This year’s Met Gala is Catholic-themed. What could go wrong?

Images: AP, Unsplash, Wikimedia Commons/Composite: America Media

On Monday, May 7th, the long-awaited Met Gala will take place, taking Heavenly Bodies: Fashion and the Catholic Imagination” as its theme.

For the uninitiated, the Met Gala is one of fashion’s biggest events of the year (often called, tongue-in-cheek, “Fashion Prom”), which demands the most elaborate attire its high profile guests can muster, in accordance with an annual theme.

In conjunction with the gala, each year the Metropolitan Museum of Art in New York opens an exhibition, showcasing garments and objects on the same theme. Past themes include “China: Through the Looking-Glass” (2015); “Jacqueline Kennedy: The White House Years” (2001); and “Punk: Chaos to Couture” (2012). This year's collection, “Heavenly Bodies,” is divided in two. One section comprises items belonging to the Vatican, including papal vestments. The second part of the collection includes 150 ensembles, which showcase the sartorial influence of Catholic themes on designers such as Raf Simons, Dolce & Gabbana and the late Azzedine Alaïa.

Prior clothing choices at the Met Gala have been met with celebration and conversation (see: Rihanna’s yellow dress by Chinese designer Guo Pei in 2015), in addition to allegations of irrelevance, insensitivity and cultural appropriation (see: Sarah Jessica Parker’s vaguely “oriental” red headpiece, also in 2015).

For this reason, the recent announcement that celebrities will be taking inspiration from Catholic culture has been met with trepidation and excitement. “I cannot wait for the excellent, terrible and heretical outfits,” one person tweeted in response.
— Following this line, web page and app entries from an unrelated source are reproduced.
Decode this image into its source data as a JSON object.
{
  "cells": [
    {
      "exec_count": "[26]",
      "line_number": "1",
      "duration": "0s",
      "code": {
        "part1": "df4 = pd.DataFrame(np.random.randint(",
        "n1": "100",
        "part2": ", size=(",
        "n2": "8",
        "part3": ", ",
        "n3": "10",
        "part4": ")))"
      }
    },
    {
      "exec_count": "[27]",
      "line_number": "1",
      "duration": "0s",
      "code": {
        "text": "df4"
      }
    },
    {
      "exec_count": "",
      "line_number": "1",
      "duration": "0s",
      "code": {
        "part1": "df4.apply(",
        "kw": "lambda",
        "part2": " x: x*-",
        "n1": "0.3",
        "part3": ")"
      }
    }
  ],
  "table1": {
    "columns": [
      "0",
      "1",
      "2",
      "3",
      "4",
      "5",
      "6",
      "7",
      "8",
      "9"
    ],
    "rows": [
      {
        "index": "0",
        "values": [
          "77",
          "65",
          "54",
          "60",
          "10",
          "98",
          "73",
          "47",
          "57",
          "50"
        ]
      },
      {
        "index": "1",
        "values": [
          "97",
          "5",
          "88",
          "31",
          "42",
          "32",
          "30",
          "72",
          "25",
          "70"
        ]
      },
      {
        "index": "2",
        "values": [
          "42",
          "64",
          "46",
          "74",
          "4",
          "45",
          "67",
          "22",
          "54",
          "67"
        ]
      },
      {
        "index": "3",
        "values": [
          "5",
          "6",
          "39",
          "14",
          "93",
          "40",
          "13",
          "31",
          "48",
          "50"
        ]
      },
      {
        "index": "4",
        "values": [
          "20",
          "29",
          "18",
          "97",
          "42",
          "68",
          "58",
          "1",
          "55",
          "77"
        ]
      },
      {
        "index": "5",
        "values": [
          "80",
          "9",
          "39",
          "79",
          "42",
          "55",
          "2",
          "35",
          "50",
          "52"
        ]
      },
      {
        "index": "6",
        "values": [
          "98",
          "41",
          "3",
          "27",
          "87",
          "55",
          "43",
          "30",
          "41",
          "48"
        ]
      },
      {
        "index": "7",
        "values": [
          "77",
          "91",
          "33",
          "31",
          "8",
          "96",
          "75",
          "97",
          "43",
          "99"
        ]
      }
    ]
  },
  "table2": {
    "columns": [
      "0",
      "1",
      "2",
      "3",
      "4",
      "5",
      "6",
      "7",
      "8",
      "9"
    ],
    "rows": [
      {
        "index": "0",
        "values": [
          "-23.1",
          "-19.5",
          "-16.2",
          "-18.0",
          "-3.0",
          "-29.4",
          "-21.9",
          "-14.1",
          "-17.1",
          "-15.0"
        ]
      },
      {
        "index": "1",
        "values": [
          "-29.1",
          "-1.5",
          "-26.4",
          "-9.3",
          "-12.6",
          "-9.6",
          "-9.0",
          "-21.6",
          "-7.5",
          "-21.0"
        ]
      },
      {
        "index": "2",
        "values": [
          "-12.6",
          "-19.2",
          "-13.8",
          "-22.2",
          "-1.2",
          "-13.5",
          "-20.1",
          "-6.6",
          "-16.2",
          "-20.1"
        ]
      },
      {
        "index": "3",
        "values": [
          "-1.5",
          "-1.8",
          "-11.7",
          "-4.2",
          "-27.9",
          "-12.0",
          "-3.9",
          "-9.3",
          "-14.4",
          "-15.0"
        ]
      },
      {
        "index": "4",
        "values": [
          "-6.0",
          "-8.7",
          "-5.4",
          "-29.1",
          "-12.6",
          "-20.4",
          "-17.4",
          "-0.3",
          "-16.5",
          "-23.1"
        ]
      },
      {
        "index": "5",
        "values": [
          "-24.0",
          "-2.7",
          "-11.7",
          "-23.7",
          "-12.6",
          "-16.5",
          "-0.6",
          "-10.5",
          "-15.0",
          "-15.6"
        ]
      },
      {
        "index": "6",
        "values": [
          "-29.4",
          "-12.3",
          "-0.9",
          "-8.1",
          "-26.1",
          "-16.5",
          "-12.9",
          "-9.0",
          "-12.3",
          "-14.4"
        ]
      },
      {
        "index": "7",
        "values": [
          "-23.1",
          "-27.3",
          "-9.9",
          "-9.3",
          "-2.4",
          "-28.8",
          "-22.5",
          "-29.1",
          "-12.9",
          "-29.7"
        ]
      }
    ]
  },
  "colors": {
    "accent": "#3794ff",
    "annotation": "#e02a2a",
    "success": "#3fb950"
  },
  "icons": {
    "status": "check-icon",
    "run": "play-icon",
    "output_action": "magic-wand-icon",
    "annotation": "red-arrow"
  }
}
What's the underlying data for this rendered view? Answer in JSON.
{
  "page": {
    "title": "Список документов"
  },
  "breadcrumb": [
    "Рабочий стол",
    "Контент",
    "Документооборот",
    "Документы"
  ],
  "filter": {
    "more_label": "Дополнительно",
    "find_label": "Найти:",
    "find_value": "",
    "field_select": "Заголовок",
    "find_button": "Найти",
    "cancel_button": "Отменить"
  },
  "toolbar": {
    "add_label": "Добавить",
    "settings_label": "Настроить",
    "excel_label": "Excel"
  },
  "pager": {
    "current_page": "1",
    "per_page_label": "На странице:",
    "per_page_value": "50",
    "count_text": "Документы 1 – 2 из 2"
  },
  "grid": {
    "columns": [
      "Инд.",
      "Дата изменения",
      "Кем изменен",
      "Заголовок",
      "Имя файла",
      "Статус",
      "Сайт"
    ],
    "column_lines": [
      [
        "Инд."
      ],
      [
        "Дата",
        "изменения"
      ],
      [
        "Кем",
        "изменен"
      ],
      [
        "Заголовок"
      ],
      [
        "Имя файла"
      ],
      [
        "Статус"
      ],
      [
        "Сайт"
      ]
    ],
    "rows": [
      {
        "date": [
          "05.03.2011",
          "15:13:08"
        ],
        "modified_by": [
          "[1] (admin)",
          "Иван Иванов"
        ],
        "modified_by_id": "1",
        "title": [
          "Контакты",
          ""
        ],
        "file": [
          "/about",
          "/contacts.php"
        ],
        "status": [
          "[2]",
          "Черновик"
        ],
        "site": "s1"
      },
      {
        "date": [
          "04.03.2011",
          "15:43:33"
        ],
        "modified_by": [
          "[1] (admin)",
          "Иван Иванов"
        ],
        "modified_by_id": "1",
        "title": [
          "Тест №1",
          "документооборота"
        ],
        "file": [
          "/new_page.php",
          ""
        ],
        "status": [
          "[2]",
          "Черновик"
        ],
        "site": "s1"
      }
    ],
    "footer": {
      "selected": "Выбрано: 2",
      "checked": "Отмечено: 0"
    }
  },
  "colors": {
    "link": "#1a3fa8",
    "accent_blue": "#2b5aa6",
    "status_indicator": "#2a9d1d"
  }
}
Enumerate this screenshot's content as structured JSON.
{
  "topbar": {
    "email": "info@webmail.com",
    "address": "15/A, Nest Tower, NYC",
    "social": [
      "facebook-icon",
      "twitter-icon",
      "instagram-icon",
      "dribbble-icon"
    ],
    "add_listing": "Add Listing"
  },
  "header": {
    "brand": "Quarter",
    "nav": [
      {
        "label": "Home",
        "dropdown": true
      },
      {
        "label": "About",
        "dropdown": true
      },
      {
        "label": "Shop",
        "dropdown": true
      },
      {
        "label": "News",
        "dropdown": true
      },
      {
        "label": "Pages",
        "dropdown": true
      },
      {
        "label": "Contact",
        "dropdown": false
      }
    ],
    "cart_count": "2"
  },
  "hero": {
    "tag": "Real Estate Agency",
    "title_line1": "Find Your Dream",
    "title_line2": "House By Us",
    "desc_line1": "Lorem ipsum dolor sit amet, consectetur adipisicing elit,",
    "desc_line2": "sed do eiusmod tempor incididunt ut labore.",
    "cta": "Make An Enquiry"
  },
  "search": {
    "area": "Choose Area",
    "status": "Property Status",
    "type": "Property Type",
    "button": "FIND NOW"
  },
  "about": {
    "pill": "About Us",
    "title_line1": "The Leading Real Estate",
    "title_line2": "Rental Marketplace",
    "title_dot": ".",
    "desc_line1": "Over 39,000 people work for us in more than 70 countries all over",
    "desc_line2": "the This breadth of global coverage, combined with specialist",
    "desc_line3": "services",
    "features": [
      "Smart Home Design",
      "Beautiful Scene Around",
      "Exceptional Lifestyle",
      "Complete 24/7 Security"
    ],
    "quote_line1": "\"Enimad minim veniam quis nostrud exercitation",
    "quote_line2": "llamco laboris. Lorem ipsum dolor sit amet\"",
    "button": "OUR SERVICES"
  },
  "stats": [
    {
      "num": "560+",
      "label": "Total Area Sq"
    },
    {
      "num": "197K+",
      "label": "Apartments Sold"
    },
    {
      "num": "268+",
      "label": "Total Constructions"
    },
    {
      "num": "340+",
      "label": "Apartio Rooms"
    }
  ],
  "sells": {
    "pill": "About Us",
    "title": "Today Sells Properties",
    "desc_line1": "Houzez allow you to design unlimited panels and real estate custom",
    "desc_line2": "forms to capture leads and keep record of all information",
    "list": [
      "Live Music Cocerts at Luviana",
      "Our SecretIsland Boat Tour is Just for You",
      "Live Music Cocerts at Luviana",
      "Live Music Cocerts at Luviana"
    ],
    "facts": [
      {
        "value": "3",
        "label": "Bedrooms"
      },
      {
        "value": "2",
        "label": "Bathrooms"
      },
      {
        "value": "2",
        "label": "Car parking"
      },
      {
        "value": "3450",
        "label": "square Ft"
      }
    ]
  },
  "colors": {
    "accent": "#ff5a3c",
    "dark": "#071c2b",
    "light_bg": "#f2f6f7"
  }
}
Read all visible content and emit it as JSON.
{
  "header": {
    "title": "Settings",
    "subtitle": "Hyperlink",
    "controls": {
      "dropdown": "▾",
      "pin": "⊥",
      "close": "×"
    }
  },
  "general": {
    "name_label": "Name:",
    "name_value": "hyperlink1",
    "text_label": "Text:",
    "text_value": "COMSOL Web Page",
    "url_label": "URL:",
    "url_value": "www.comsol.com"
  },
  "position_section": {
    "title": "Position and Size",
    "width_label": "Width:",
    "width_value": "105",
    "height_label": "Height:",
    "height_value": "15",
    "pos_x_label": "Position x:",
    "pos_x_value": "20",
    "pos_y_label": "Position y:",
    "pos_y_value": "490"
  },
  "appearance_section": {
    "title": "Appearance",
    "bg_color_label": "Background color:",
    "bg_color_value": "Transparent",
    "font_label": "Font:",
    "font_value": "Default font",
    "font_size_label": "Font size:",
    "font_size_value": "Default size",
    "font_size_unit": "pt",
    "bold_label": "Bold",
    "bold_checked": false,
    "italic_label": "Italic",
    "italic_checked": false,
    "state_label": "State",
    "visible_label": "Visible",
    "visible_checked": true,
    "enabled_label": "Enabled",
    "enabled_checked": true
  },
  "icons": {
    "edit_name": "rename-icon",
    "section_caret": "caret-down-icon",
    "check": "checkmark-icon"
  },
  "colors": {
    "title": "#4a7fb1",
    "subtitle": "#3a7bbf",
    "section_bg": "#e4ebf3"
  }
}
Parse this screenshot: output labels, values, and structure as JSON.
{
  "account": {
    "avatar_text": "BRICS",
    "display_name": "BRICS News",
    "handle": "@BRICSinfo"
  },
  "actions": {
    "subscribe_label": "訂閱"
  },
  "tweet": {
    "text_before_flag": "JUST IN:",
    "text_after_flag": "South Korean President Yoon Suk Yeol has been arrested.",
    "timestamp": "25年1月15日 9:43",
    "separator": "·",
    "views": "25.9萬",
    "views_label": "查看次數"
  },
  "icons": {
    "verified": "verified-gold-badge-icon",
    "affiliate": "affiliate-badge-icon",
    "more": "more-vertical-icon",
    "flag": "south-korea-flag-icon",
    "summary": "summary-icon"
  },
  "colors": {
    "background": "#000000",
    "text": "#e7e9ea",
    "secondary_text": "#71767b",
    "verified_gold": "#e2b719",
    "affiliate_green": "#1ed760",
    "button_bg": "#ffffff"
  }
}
The Vatican has been consulted by Met Gala organizers, and Cardinal Gianfranco Ravasi joined curator Andrew Bolton and Vogue editor-in-chief Anna Wintour at a preview of the exhibit in Rome in February.

HBO’s “The Young Pope,” (reviewed by Americahere) has been widely cited as a possible inspiration for the this year’s theme. Elle published a piece headlined “The 2018 Met Gala is Catholic-Themed Because Everyone Loves The Young Pope.”

In that article, the author noted: “Catholicism is a really having a moment. Or, like, a millennium. Everything old is new again. Forget dadbods and boyfriend shirts; this year everyone is a Holy Father.”

In any event, it’s more likely that gala attendees will be taking inspiration from the lavish outfits favored by Pope Benedict than the sartorially understated Pope Francis.

To read more about how the Catholic imagination has inspired artists through the centuries, read David Tracy’s new essay for America, “Heavenly Bodies: From Michelangelo to Dolce & Gabbana.”

Comments are automatically closed two weeks after an article's initial publication. See our comments policy for more.
John Walton
1 year 1 month ago

I don't think Phillipe de Montebello, Thomas Hoving or James Rorimer would have countenanced anything remotely resembling this. Met's got new wipers at the carwash.

Dan Acosta
1 year 1 month ago

Can't wait for next year's Islam-themed soiree!

Advertisement

The latest from america

If I had ever managed to find time to take the divinity school course on “Troubling New Testament Texts,” I would have lobbied to include today’s Gospel passage on the syllabus.
Elizabeth Kirkland CahillDecember 13, 2018
Promising demographic data can easily be interpreted in a way that overlooks the textured history of Latino Catholics in the United States, one in which the very existence of Latino church communities has often come under threat.
Nichole M. FloresDecember 13, 2018
Pope Francis visits Il Messaggero daily newspaper office in Rome Dec. 8.
This week before “Inside the Vatican” goes on break, we are giving you a round-up of this year’s top Vatican news.
Colleen DulleDecember 13, 2018
Why is bad news so much easier to believe than the good?
Terrance KleinDecember 12, 2018